The Half-Hearted HTML version

11. The Pride Before A Fall
The result of the election was announced in Gledsmuir on the next Wednesday evening,
and carried surprise to all save Lewis's nearer friends. For Mr. Albert Stocks was duly
returned member for the constituency by a majority of seventy votes. The defeated
candidate received the news with great composure, addressed some good-humoured
words to the people, had a generous greeting for his opponent, and met his committee
with a smiling face. But his heart was sick within him, and as soon as he decently might
be escaped from the turmoil, found his horse, and set off up Glenavelin for his own
He had been defeated, and the fact, however confidently looked for, comes with a bitter
freshness to every man. He had lost a seat for his party-that in itself was bad. But he
had proved himself incompetent, unadaptable, a stick, a pedantic incapable. A dozen
stings rankled in his soul. Alice would be justified of her suspicions. Where would his
place be now in that small imperious heart? His own people had forsaken him for a
gross and unlikely substitute, and he had been wrong in his estimate alike of ally and
enemy. Above all came that cruelest stab--what would Wratislaw think of it? He had
disgraced himself in the eyes of his friend. He who had made a fetish of competence
had manifestly proved wanting; he who had loved to think of himself as the bold,
opportune man, had shown himself formal and hidebound.
As he passed Glenavelin among the trees the thought of Alice was a sharp pang of

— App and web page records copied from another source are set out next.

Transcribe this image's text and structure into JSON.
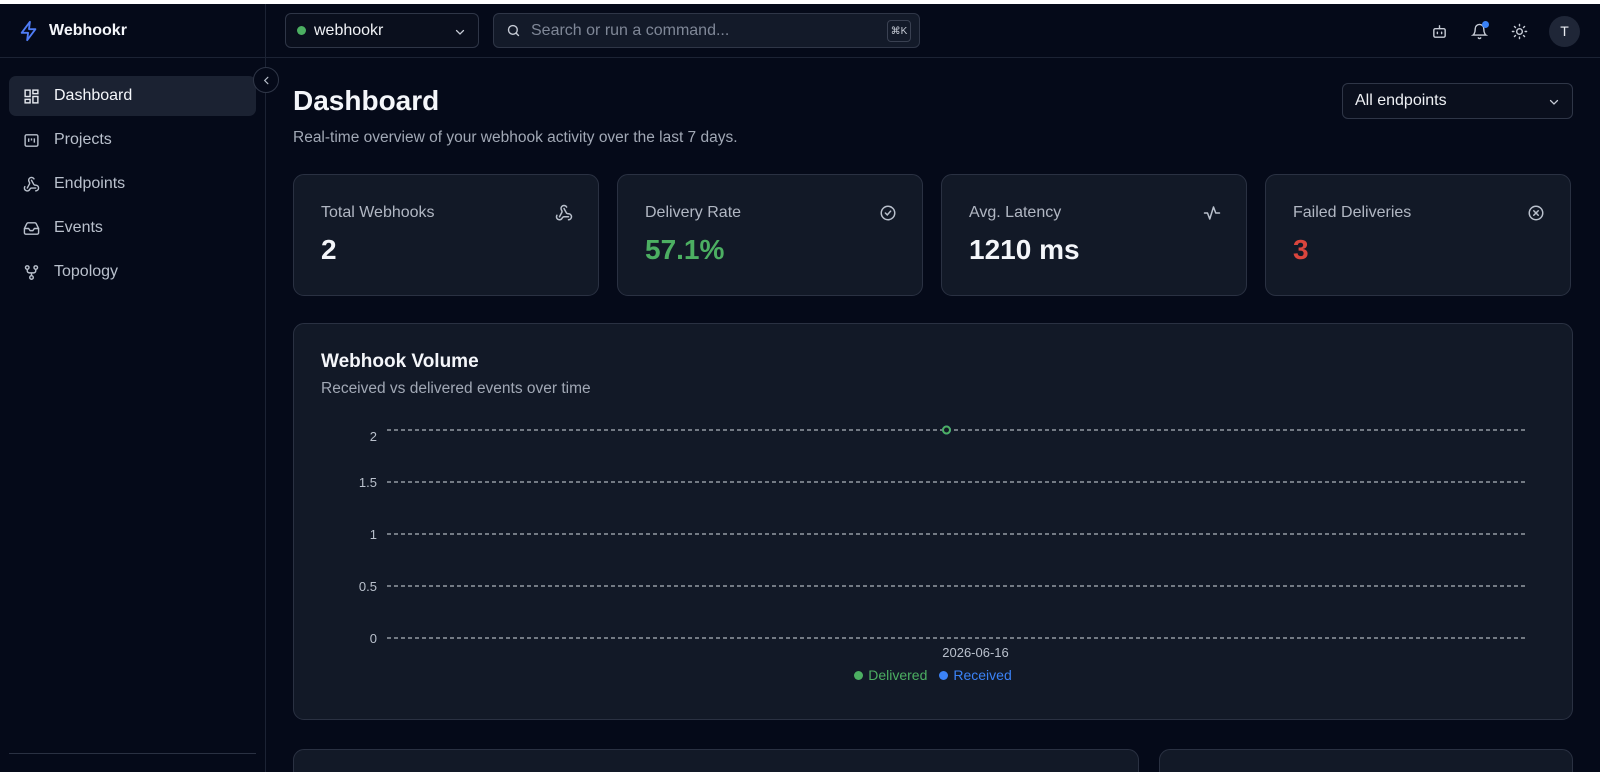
{
  "app": {
    "name": "Webhookr"
  },
  "sidebar": {
    "items": [
      {
        "label": "Dashboard",
        "icon": "dashboard-icon",
        "active": true
      },
      {
        "label": "Projects",
        "icon": "projects-icon"
      },
      {
        "label": "Endpoints",
        "icon": "webhook-icon"
      },
      {
        "label": "Events",
        "icon": "inbox-icon"
      },
      {
        "label": "Topology",
        "icon": "git-fork-icon"
      }
    ]
  },
  "topbar": {
    "project": "webhookr",
    "search_placeholder": "Search or run a command...",
    "shortcut": "⌘K",
    "avatar_initial": "T",
    "icons": [
      "bot-icon",
      "bell-icon",
      "sun-icon"
    ]
  },
  "page": {
    "title": "Dashboard",
    "subtitle": "Real-time overview of your webhook activity over the last 7 days.",
    "endpoint_filter": "All endpoints"
  },
  "stats": [
    {
      "label": "Total Webhooks",
      "value": "2",
      "icon": "webhook-icon",
      "color": "#f4f6fa"
    },
    {
      "label": "Delivery Rate",
      "value": "57.1%",
      "icon": "check-circle-icon",
      "color": "#4caf62"
    },
    {
      "label": "Avg. Latency",
      "value": "1210 ms",
      "icon": "activity-icon",
      "color": "#f4f6fa"
    },
    {
      "label": "Failed Deliveries",
      "value": "3",
      "icon": "x-circle-icon",
      "color": "#d9453d"
    }
  ],
  "chart": {
    "title": "Webhook Volume",
    "subtitle": "Received vs delivered events over time"
  },
  "chart_data": {
    "type": "line",
    "x": [
      "2026-06-16"
    ],
    "series": [
      {
        "name": "Delivered",
        "values": [
          2
        ],
        "color": "#4caf62"
      },
      {
        "name": "Received",
        "values": [
          2
        ],
        "color": "#3b82f6"
      }
    ],
    "yticks": [
      "2",
      "1.5",
      "1",
      "0.5",
      "0"
    ],
    "ylim": [
      0,
      2
    ],
    "grid": true,
    "legend": "bottom-center"
  },
  "colors": {
    "accent": "#3b82f6",
    "success": "#4caf62",
    "danger": "#d9453d"
  }
}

regret. He could never more lift his eyes in that young and radiant presence. He
pictured the successful Stocks welcomed by her, and words of praise for which he
would have given his immortal soul, meted out lavishly to that owl-like being. It was a
dismal business, and ruefully, but half-humorously, he caught at the paradox of his fate.
Through the swiftly failing darkness the inn of Etterick rose before him, a place a little
apart from the village street. A noise of talk floated from the kitchen and made him halt
at the door and dismount. The place would be full of folk discussing the election, and he
would go in among them and learn the worst opinion which men might have of him.
After all, they were his own people, who had known him in his power as they now saw
him in his weakness. If he had failed he was not wholly foolish; they knew his few
redeeming virtues, and they would be generous.
The talk stopped short as he entered, and he saw through the tobacco reek half a
dozen lengthy faces wearing the air of solemnity which the hillman adopts in his
pleasures. They were all his own herds and keepers, save two whom he knew for
foresters from Glenavelin. He was recognized at once, and with a general nervous
shuffling they began to make room for the laird at the table. He cried a hasty greeting to